- [WHAT YOU ARE ASKED TO DO]
Determine how many lines in the records that follow hold the string "Create". Only that number should be returned.
[MATERIAL PROVIDED — start]
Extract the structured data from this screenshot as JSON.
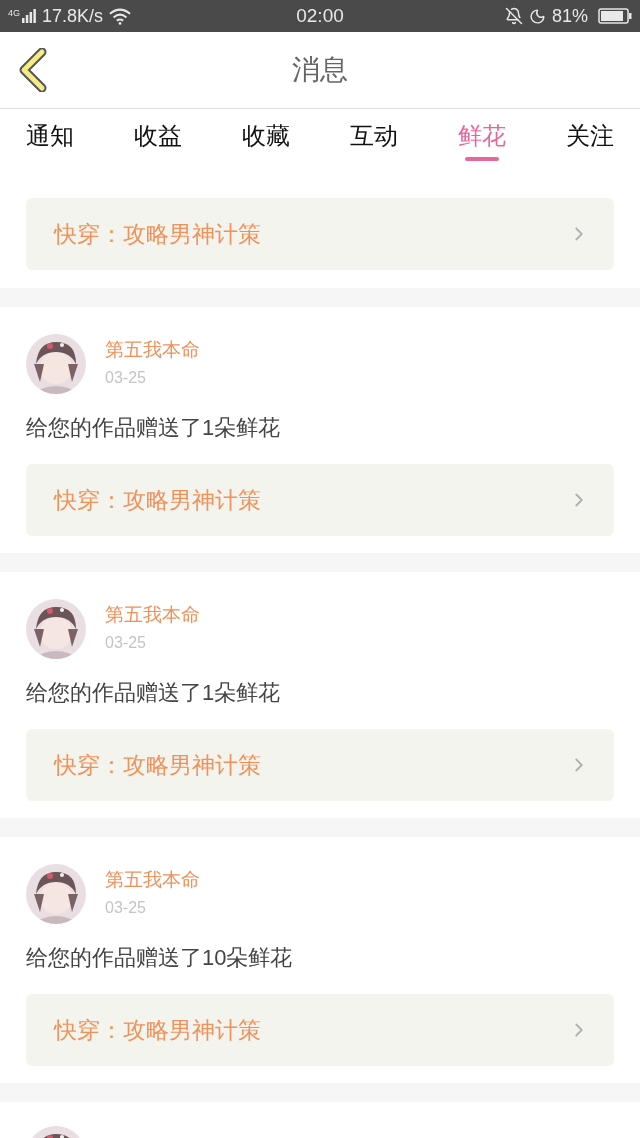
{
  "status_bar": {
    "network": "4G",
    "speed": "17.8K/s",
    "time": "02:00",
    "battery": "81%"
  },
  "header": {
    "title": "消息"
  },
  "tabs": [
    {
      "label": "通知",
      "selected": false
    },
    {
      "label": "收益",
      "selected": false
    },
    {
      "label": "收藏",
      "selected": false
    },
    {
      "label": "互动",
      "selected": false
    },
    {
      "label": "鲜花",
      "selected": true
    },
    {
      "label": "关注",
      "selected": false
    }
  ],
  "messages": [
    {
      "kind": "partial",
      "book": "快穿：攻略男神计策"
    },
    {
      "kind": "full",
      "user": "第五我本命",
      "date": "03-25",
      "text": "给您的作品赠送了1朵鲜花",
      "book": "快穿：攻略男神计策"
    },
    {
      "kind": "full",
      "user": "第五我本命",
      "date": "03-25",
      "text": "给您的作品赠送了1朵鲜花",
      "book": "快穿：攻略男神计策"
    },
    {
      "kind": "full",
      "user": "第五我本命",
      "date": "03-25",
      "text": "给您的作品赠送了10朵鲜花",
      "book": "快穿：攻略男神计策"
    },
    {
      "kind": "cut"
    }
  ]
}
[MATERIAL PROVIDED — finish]
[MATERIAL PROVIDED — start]
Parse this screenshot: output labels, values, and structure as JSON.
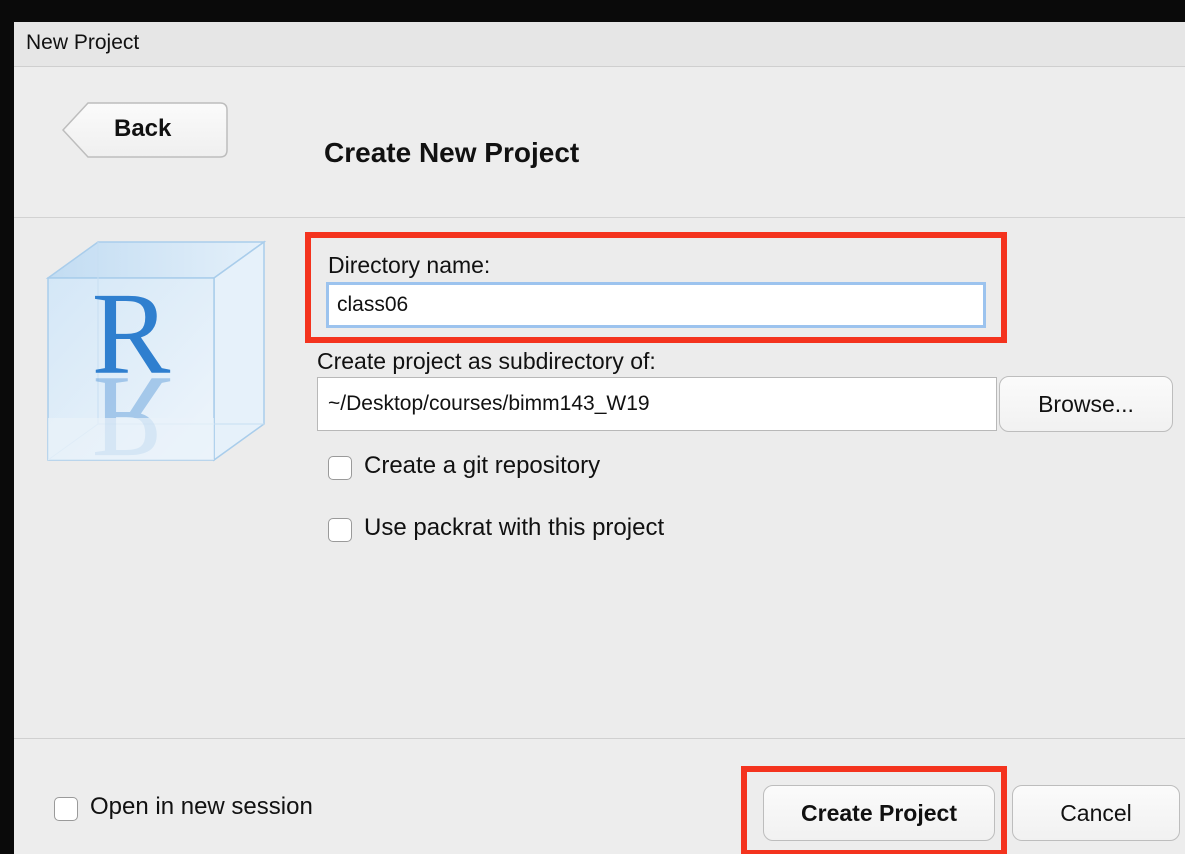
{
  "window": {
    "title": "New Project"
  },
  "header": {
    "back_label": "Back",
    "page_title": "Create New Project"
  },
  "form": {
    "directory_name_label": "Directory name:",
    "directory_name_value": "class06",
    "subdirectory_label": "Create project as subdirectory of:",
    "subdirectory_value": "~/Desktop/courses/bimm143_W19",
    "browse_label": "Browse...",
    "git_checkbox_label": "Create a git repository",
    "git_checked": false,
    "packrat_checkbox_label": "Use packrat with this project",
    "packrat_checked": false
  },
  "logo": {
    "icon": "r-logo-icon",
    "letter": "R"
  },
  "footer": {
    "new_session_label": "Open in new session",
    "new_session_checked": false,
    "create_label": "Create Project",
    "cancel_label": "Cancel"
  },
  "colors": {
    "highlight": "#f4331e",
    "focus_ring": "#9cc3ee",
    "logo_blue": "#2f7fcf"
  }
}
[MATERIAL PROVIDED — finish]
- [RESPONSE AREA]
4